White compression socks stretch up my thighs. A blood pressure cup tightens on my left arm, causing a twinge of pain in the IV hanging off of my left hand. Obnoxious yellow socks warm my feet while a blood oxygen monitor hangs from my right middle finger.
If you haven’t guessed by now, I’m writing in my pre-op room while waiting for surgery. They pushed back my start time an hour, giving me a chance to finish before going under. By day’s end I should be sufficiently drugged and on my way to recovery.
But it will take time—time that will inhibit holiday fun. So, I’ve set my expectations dial accordingly, and feel ready to press on.
Friends have asked, “Are you cooking for Thanksgiving?”
My retort? “Of course not!”

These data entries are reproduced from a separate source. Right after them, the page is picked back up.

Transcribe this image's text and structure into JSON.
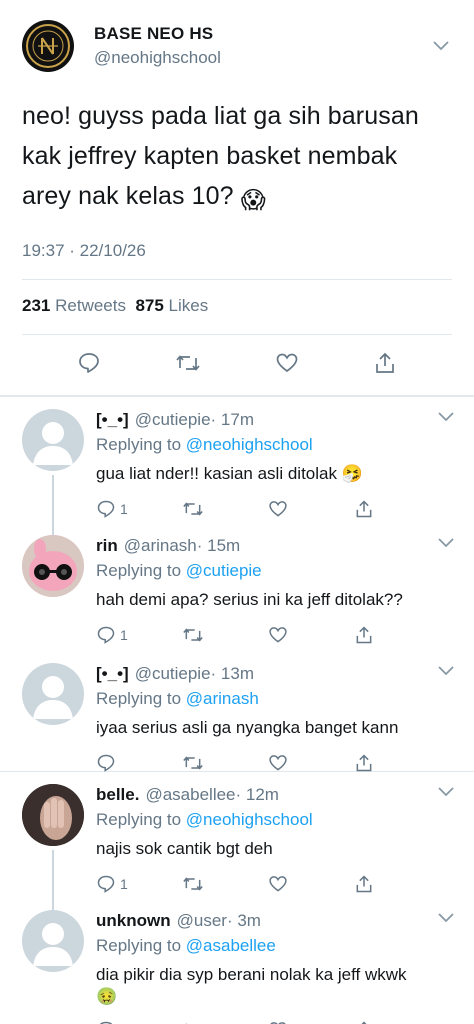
{
  "main": {
    "name": "BASE NEO HS",
    "handle": "@neohighschool",
    "text": "neo! guyss pada liat ga sih barusan kak jeffrey kapten basket nembak arey nak kelas 10?",
    "emoji": "😱",
    "timestamp": "19:37 · 22/10/26",
    "retweets": "231",
    "retweets_label": "Retweets",
    "likes": "875",
    "likes_label": "Likes"
  },
  "replies": [
    {
      "name": "[•_•]",
      "handle": "@cutiepie",
      "time": "· 17m",
      "replying_prefix": "Replying to ",
      "replying_to": "@neohighschool",
      "text": "gua liat nder!! kasian asli ditolak",
      "emoji": "🤧",
      "reply_count": "1"
    },
    {
      "name": "rin",
      "handle": "@arinash",
      "time": "· 15m",
      "replying_prefix": "Replying to ",
      "replying_to": "@cutiepie",
      "text": "hah demi apa? serius ini ka jeff ditolak??",
      "emoji": "",
      "reply_count": "1"
    },
    {
      "name": "[•_•]",
      "handle": "@cutiepie",
      "time": "· 13m",
      "replying_prefix": "Replying to ",
      "replying_to": "@arinash",
      "text": "iyaa serius asli ga nyangka banget kann",
      "emoji": "",
      "reply_count": ""
    },
    {
      "name": "belle.",
      "handle": "@asabellee",
      "time": "· 12m",
      "replying_prefix": "Replying to ",
      "replying_to": "@neohighschool",
      "text": "najis sok cantik bgt deh",
      "emoji": "",
      "reply_count": "1"
    },
    {
      "name": "unknown",
      "handle": "@user",
      "time": "· 3m",
      "replying_prefix": "Replying to ",
      "replying_to": "@asabellee",
      "text": "dia pikir dia syp berani nolak ka jeff wkwk",
      "emoji": "🤢",
      "reply_count": ""
    }
  ],
  "colors": {
    "accent": "#1da1f2",
    "muted": "#657786",
    "divider": "#e1e8ed",
    "placeholder": "#ccd6dd"
  },
  "icons": [
    "logo-crest-icon",
    "chevron-down-icon",
    "reply-icon",
    "retweet-icon",
    "like-icon",
    "share-icon"
  ]
}
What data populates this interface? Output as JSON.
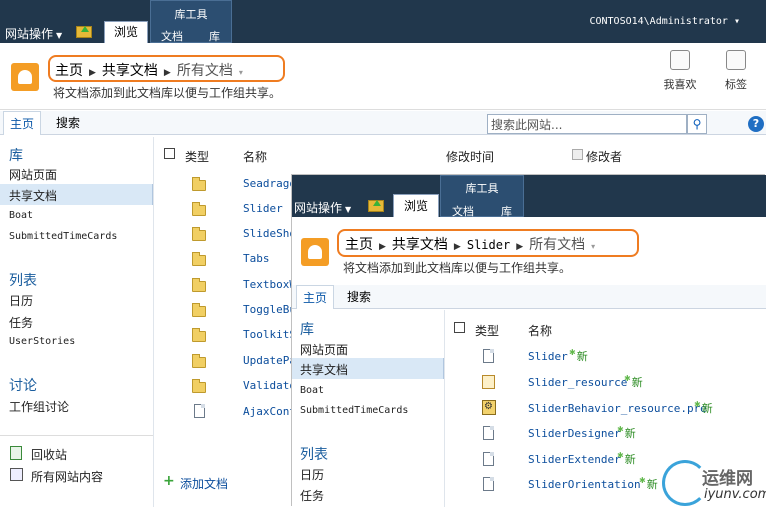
{
  "window1": {
    "site_actions": "网站操作",
    "tab_browse": "浏览",
    "lib_tools": "库工具",
    "tab_docs": "文档",
    "tab_lib": "库",
    "user": "CONTOSO14\\Administrator",
    "crumb": [
      "主页",
      "共享文档",
      "所有文档"
    ],
    "description": "将文档添加到此文档库以便与工作组共享。",
    "ribbon_btns": [
      "我喜欢",
      "标签"
    ],
    "topnav": [
      "主页",
      "搜索"
    ],
    "search_placeholder": "搜索此网站...",
    "help": "?",
    "quicklaunch": {
      "lib_heading": "库",
      "lib_items": [
        "网站页面",
        "共享文档",
        "Boat",
        "SubmittedTimeCards"
      ],
      "list_heading": "列表",
      "list_items": [
        "日历",
        "任务",
        "UserStories"
      ],
      "disc_heading": "讨论",
      "disc_items": [
        "工作组讨论"
      ],
      "recycle": "回收站",
      "all_content": "所有网站内容"
    },
    "columns": [
      "类型",
      "名称",
      "修改时间",
      "修改者"
    ],
    "files": [
      "Seadrago",
      "Slider",
      "SlideSho",
      "Tabs",
      "TextboxW",
      "ToggleBu",
      "ToolkitS",
      "UpdatePa",
      "Validato",
      "AjaxCont"
    ],
    "add_doc": "添加文档"
  },
  "window2": {
    "site_actions": "网站操作",
    "tab_browse": "浏览",
    "lib_tools": "库工具",
    "tab_docs": "文档",
    "tab_lib": "库",
    "crumb": [
      "主页",
      "共享文档",
      "Slider",
      "所有文档"
    ],
    "description": "将文档添加到此文档库以便与工作组共享。",
    "topnav": [
      "主页",
      "搜索"
    ],
    "quicklaunch": {
      "lib_heading": "库",
      "lib_items": [
        "网站页面",
        "共享文档",
        "Boat",
        "SubmittedTimeCards"
      ],
      "list_heading": "列表",
      "list_items": [
        "日历",
        "任务"
      ]
    },
    "columns": [
      "类型",
      "名称"
    ],
    "files": [
      {
        "name": "Slider",
        "new": "新"
      },
      {
        "name": "Slider_resource",
        "new": "新"
      },
      {
        "name": "SliderBehavior_resource.pre",
        "new": "新"
      },
      {
        "name": "SliderDesigner",
        "new": "新"
      },
      {
        "name": "SliderExtender",
        "new": "新"
      },
      {
        "name": "SliderOrientation",
        "new": "新"
      }
    ]
  },
  "watermark": {
    "line1": "运维网",
    "line2": "iyunv.com"
  }
}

In years past, my non-participation would’ve stirred sadness and regret. But not anymore. I now relish the number of cooks in my family who love to host and set out the spread. It took years for me to accept I can’t do it all. Especially when it comes to my kids. But I can’t. And if you’re reading this, there’s a good chance you can’t either.
So, be kind to yourself. Breathe deep. Savor the gifts and love you were designed to share. And then, plan.
As music students entered my home this week, everyone of them exclaimed, “You’ve decorated for Christmas already!”
“You bet!” I boasted. “I’m about to have surgery and won’t be able to lift anything for weeks. Getting this done now means I’ll get to enjoy it a lot later.”
You may not value Christmas decor as much as I do, but stretching the holiday time line out helps me accomplish what matters with greater peace. So, even when I’m not having surgery, my artificial tree is normally up before Thanksgiving.
With the decorating done, I’m free to attend concerts, shop, and possibly bake at a more leisurely pace. I purchase most gifts online, but occasionally stop by small boutiques to enjoy the festive atmosphere.
This year, I’m looking forward to a weekend of concerts with my oldest son. In a five-day span, we’ll attend the Atlanta Symphony holiday concert, the holiday pops concert at his church, and the Milton High School holiday concert that he’ll help direct. Even now, a month ahead, I’m aware that I’ll need to say no to other offers so I can enjoy my time with him.
I won’t go ice skating at Centennial Park or head to Callaway for the light show with family the day after Thanksgiving. I definitely won’t wake up for Black Friday shopping or head downtown to see the peach drop on New Year’s Eve.
Limits will define more of my life than I like. But after a decade of living with them, they provide a comfort I value. It’s okay to say no. To not be busy. To go to bed early on New Year’s Eve or to serve store bought cookies at a party.
Resisting the pull to do it all in a specific order or culturally accepted way allows me to bask in the season of miracles and celebrate what the holiday represents… Peace on Earth and good will toward men.
So again, I urge you to breathe deep. To stay calm. To keep a steady pace. And to refuse to join the rat race.
Choose the better way.
About the Author: Susan Schreer Davis lives with her husband, their cat named, Eggs, and the challenging effects of mitochondrialdisease. Learn more about Susan, her latest book and many songs at: www.susanschreerdavis.com